_Task objective_. Hunt through the entries for the word "icon" and copy each line in which it appears.
___ Data shown
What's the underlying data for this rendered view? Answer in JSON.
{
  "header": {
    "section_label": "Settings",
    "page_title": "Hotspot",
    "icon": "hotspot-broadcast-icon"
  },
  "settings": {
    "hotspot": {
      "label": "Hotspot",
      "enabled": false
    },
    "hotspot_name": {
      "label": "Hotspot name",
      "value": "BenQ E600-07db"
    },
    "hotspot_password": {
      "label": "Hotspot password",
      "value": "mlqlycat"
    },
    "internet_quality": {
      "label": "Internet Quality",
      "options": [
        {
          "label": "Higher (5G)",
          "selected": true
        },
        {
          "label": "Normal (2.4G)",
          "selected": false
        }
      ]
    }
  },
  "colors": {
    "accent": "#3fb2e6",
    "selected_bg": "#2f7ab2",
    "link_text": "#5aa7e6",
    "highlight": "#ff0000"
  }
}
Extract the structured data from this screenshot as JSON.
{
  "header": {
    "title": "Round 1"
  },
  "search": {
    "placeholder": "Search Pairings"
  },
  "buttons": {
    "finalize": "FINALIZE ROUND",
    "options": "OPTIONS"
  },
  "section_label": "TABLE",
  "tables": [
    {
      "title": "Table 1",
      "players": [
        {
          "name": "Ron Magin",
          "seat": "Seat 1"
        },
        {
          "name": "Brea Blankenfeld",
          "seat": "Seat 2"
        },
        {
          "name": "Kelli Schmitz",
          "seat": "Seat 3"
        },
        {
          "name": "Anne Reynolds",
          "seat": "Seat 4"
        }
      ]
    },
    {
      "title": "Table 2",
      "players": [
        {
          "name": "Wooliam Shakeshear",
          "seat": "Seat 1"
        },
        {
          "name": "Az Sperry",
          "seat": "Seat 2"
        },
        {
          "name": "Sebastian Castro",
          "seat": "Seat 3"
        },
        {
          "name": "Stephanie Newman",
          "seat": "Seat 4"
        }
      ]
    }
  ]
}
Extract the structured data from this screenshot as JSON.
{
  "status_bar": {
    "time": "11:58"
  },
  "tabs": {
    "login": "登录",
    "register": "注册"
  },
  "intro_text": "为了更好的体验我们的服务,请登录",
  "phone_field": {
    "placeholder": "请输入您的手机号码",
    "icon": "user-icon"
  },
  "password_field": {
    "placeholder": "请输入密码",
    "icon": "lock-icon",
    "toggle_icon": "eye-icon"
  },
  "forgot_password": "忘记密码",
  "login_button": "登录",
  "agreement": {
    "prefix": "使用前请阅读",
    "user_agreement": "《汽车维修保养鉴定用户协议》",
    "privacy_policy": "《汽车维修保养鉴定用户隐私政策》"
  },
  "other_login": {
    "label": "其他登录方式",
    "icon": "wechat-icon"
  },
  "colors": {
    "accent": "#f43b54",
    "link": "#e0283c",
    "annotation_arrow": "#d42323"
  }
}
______
_Output of the exercise_.
    "icon": "hotspot-broadcast-icon"
    "icon": "user-icon"
    "icon": "lock-icon",
    "toggle_icon": "eye-icon"
    "icon": "wechat-icon"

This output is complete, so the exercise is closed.